In an historic week that has witnessed demonstrations, too numerous to count, against police brutality in the aftermath of the brutal murder of George Floyd by Minneapolis police on May 25, another anti-racist movement is growing.
As reports surface of police intentionally targeting journalists across the U.S, especially Black and Brown reporters, journalists of color are speaking up and taking action against decades of major publications refusing to address racism — especially in two notable newsrooms — the Philadelphia Inquirer and the New York Times.
On June 4, 44 journalists of color at the 200-year-old Philadelphia Inquirer staged a sick-out strike one day after forcing a public apology from the Inquirer editorial staff for a blatantly racist headline — “Buildings Matter, Too” — posted on June 1.

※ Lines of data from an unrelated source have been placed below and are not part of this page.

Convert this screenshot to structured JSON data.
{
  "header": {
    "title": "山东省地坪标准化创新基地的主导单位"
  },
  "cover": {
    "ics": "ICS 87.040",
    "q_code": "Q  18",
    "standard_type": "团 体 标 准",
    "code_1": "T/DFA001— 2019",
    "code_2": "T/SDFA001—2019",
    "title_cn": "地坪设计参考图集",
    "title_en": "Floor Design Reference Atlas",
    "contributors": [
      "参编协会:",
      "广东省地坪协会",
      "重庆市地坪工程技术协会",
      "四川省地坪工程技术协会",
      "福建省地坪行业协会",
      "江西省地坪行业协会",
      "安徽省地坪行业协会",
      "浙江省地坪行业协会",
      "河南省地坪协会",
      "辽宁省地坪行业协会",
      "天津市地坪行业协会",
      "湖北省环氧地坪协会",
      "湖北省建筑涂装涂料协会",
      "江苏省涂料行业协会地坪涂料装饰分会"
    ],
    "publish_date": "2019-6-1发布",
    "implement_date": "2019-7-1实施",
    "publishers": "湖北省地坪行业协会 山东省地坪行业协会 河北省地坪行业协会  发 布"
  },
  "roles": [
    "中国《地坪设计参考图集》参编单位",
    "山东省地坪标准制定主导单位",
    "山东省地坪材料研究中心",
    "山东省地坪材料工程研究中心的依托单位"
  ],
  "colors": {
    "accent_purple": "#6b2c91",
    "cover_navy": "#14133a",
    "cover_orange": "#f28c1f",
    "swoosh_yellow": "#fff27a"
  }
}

This article addressed plans to repair property damages to buildings and infrastructure following May 31 anti-racist protests in communities of color that exploded in an expression of outrage over unaddressed systemic racism.
The journalists issued a collective statement detailing what they see as decades of management ignoring their concerns and the glaring lack of people of color on the editorial staff since the retirement of Black editor Acel Moore in 2005.
In a June 3 letter to the Philadelphia Inquirer management these reporters stated: “As journalists of color, we do more than report on the community — we are the community. We do our best to give the community a platform to be heard. We strive to represent the voice of the people.
‘We’re tired of …’
“It’s no coincidence that communities hurt by systemic racism only see journalists in their neighborhoods when people are shot or buildings burn down. It takes commitment to correct and improve that relationship. It is an insult to our work, our communities, and our neighbors to see that trust destroyed — and makes us that much more likely to face threats and aggression. The carelessness of our leadership makes it harder to do our jobs, and at worst puts our lives at risk.
“We’re tired of shouldering the burden of dragging this 200-year-old institution kicking and screaming into a more equitable age. We’re tired of being told of the progress the company has made and being served platitudes about ‘diversity and inclusion’ when we raise our concerns. We’re tired of seeing our words and photos twisted to fit a narrative that does not reflect our reality. We’re tired of being told to show both sides of issues there are no two sides of.”
‘We demand a plan, with deadlines’
“It is an act that pains us, knowing that now more than ever it is our duty and responsibility to uplift the marginalized voices of our community. But in this moment, it is more important for us to stand alongside those who have risen up against systemic racism and inequities and call on the Inquirer to do better. To be better.
“We demand action. We demand a plan, with deadlines. We demand full, transparent commitment to changing how we do business. No more ‘handling internally.’ No more quiet corrections. If we are to walk into a better world, we need to do it with our chests forward — acknowledge and accept where we make mistakes and show how we learn from them. Your embarrassment is not worth more than our humanity. This is what it means to ‘give a damn.’”
On June 7, the Inquirer announced that Executive Editor Stan Wischnowski, who joined the paper in 2000, and signed the public apology issued by the newspaper, had tendered his resignation.
New York Times writers revolt
On June 3, the New York Times faced its own “open revolt” when over 800 staff members publicly expressed outrage over its editorial decision to publish an op-ed by Sen. Tom Cotton (R-AR) calling for military intervention in “violent riots” entitled, “Send In the Troops.” Several N.Y. Times reporters called in sick in response.
The Times editorial page editor, James Bennet, tried to defend the publication of Cotton’s op-ed as a “both sides” argument. On Twitter, it was noted that “running this put N.Y. Times Black staff in danger.” On June 7, Bennet resigned.